True Story Magazine and the Daily News first appeared within weeks of each other in May and June of 1919. True Story was the offspring of the magazine Physical Culture , published by the flamboyant strong man and health enthusiast Bernarr Macfadden. For several years Macfadden’s wife, Mary, had been reading the letters and manuscripts that poured into the Physical Culture offices. In many of these, women brokenheartedIy confided their romantic experiences. Mary Macfadden and other female coworkers became convinced that this was salable material. As one staff member remarked: “All the working girls go through the same love troubles. This one will be about themselves and written by themselves.” For his new publication, therefore, Bernarr Macfadden adopted the first-person, confessional formula.

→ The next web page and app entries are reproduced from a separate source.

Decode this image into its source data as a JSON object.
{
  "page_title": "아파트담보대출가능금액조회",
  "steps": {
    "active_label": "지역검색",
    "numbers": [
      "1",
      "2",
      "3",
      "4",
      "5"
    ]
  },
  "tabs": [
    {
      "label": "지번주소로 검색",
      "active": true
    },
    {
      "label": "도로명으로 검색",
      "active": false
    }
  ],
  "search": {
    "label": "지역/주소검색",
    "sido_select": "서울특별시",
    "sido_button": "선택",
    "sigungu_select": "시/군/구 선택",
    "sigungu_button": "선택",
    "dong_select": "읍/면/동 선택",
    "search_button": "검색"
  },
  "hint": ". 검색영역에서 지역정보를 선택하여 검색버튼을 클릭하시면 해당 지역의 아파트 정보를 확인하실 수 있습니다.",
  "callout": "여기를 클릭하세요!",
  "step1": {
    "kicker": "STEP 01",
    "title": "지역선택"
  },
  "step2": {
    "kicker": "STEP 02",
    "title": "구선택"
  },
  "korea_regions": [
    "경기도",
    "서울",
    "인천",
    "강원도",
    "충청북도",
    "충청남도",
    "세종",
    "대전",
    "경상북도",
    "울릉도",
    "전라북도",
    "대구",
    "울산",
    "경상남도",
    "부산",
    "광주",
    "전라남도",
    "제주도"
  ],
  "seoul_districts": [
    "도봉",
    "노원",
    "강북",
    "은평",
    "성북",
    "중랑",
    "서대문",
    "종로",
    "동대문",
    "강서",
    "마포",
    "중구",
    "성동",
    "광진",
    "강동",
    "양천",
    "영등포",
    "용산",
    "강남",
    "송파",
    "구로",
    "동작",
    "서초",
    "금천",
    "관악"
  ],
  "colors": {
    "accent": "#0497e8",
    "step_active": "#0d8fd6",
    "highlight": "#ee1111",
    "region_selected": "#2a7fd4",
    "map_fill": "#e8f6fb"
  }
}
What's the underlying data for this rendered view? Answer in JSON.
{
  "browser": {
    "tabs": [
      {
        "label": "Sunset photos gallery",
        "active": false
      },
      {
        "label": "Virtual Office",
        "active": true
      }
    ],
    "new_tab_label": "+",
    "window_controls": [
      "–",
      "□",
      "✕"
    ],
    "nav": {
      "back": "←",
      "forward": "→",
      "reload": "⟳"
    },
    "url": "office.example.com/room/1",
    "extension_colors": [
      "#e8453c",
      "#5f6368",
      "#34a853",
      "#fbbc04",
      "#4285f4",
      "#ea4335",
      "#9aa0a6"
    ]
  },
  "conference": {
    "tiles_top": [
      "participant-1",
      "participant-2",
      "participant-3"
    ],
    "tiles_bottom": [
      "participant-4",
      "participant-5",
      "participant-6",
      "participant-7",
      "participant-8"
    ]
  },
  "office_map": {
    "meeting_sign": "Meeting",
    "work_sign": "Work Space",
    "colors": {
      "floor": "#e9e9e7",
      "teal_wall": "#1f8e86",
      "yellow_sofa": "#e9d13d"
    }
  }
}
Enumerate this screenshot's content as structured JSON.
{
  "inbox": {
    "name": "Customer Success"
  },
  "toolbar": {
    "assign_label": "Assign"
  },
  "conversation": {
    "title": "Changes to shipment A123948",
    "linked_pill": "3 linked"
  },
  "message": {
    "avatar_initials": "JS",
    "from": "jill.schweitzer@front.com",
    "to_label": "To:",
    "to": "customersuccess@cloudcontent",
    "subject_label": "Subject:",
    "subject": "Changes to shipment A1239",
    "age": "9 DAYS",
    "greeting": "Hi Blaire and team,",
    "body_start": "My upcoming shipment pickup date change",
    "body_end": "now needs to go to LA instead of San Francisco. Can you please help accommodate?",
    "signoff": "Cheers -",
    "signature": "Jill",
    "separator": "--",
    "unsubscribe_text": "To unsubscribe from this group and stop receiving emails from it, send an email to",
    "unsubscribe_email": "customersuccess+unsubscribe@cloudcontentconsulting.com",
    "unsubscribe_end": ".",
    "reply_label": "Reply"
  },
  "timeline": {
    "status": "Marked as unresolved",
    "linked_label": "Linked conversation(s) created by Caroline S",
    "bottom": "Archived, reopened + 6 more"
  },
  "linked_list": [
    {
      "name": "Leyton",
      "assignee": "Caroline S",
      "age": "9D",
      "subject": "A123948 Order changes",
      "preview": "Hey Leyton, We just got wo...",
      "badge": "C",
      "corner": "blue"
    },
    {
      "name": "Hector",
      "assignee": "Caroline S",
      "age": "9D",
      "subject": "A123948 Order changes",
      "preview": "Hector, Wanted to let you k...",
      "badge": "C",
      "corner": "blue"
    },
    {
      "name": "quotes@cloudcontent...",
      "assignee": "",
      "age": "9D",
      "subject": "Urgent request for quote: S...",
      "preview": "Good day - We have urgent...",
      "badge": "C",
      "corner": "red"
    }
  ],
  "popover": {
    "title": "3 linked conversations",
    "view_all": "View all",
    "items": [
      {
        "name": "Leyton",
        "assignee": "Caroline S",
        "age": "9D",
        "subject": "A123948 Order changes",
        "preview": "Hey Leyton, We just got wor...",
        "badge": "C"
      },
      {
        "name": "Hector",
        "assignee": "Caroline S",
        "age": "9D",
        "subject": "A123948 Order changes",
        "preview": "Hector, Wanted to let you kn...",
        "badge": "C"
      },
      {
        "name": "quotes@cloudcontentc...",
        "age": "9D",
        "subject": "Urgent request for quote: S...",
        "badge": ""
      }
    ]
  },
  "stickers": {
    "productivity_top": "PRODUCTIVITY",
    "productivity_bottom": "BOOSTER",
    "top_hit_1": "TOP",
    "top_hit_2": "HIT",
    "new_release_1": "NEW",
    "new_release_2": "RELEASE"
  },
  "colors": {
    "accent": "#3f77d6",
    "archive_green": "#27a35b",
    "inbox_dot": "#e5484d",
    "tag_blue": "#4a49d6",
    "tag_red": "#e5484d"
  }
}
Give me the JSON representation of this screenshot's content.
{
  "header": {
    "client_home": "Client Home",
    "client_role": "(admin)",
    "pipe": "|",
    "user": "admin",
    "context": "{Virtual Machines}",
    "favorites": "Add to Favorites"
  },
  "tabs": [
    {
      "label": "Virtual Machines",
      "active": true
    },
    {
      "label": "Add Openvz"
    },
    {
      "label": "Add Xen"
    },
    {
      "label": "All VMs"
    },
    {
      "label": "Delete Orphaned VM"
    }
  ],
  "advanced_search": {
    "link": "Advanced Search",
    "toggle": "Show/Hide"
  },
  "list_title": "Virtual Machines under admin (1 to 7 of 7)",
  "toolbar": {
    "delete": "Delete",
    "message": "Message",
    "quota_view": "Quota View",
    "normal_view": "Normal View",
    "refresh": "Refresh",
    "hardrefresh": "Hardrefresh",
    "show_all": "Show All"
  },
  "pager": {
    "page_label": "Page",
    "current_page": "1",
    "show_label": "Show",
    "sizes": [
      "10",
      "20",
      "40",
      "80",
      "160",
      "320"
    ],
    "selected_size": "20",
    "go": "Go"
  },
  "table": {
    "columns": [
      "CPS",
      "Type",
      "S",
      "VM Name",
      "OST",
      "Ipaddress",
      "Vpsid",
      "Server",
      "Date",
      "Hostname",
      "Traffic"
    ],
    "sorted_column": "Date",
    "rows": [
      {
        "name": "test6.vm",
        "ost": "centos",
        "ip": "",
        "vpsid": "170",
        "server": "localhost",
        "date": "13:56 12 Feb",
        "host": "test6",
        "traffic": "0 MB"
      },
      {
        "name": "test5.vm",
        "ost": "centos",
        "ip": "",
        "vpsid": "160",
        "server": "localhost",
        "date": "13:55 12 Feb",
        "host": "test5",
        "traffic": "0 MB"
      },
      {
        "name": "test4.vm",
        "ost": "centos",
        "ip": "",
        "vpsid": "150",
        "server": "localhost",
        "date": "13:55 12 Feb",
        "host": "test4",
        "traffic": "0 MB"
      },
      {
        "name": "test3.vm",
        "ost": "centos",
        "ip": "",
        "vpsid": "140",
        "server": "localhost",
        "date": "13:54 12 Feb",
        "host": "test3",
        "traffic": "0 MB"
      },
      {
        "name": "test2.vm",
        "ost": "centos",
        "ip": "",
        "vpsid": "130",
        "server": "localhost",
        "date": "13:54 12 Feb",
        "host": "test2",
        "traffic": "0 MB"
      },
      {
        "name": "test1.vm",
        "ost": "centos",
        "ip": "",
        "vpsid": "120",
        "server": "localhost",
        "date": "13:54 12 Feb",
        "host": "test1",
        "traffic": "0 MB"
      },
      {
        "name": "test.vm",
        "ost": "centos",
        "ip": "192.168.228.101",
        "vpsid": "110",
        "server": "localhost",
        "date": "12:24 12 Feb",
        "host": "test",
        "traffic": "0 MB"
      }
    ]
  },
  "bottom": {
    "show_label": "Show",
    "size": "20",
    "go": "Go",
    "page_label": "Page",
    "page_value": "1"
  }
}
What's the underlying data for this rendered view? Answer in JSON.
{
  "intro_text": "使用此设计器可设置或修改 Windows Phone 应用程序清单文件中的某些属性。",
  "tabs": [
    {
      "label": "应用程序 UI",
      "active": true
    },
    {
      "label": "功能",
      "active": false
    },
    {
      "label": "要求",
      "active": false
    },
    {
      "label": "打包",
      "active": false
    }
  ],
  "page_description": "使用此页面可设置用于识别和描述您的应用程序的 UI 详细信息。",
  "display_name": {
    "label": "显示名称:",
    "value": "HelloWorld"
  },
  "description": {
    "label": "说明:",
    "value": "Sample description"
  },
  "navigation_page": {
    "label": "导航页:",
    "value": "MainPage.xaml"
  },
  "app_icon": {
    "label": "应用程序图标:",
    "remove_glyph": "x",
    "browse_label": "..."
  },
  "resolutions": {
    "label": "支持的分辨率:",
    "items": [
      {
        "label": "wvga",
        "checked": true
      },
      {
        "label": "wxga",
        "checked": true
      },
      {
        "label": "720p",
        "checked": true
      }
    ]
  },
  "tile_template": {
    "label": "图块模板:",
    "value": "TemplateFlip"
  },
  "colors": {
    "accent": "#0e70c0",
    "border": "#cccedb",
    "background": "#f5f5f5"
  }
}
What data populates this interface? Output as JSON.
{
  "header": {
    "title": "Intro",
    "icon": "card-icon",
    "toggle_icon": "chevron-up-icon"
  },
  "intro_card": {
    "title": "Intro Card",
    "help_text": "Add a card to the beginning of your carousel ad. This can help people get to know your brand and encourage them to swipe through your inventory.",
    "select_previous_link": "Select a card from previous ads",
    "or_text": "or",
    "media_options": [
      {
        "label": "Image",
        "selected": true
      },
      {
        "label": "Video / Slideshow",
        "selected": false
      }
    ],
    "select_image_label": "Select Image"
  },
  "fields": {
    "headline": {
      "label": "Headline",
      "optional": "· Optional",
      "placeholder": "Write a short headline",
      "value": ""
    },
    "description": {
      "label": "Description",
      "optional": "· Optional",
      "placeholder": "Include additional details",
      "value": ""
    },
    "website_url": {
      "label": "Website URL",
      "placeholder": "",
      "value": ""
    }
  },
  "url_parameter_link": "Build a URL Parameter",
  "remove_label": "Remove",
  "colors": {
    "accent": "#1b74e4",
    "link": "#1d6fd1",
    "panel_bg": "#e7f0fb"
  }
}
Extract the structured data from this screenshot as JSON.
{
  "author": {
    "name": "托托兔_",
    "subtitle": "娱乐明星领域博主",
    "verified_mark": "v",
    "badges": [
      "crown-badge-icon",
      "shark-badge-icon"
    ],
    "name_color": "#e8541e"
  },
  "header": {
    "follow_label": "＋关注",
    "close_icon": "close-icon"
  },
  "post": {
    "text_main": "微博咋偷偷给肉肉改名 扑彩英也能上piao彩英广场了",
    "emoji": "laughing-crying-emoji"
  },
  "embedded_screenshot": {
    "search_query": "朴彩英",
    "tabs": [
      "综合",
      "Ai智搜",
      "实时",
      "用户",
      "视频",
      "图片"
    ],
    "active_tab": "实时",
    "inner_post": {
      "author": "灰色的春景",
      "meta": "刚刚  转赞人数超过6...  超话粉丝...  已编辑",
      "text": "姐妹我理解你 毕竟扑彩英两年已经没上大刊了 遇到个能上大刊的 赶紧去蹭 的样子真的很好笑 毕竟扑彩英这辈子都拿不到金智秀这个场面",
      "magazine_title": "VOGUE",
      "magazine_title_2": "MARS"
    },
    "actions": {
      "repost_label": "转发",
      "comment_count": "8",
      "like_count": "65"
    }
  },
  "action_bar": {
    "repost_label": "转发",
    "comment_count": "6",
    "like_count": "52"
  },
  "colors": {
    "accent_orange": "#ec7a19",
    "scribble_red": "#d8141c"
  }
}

True Story later touted its contents as the “first folk-literature since the days of the Bible.” To illustrate the stories of girls gone astray, of jealous husbands intent on revenge, and of sublime love transformed to hatred, Macfadden broke away from the idealized art style of most magazine fiction and used photographs of models in menacing or sensuous poses.

 

Macfadden unflinchingly aimed True Story at an audience of young, workingclass women. Insisting that the stories came from “common people,” he tested any copy that sounded highbrow on the office elevator operator. Anything that puzzled him was rejected—a practice that provoked one irreverent staff member to compose his own underground confession story: “How I was Demoted to Editor of True Story and Worked My Way Up to Elevator Man Again.” Although it was not sold by subscription and carried a high newsstand price (twenty cents at first, compared with fifteen cents for the dominant Ladies’Home Journal ), True Story soon found an impressive market. By 1924 it had pulled even with the reputable Good Housekeeping at a circulation of about 850,000. By 1927 it was challenging Ladies’ Home Journal and McCall’s for first place in national circulation among women’s magazines with newsstand sales of over two million per issue.

True Story held fast to its astoundingly successful formula—women’s personal, confessional accounts of temptations, love triangles, and tragic adventures. In the sociologist George Gerbner’s epitome of the genre, the heroine of the confession, “buffeted by events she cannot understand,” began a “headlong flight down the line of least resistance,” which ended in “her inevitable sin.” Punishment, physical or moral, was immediate and severe. Although True Story disavowed any intention to preach, every story proved a “powerful sermon.”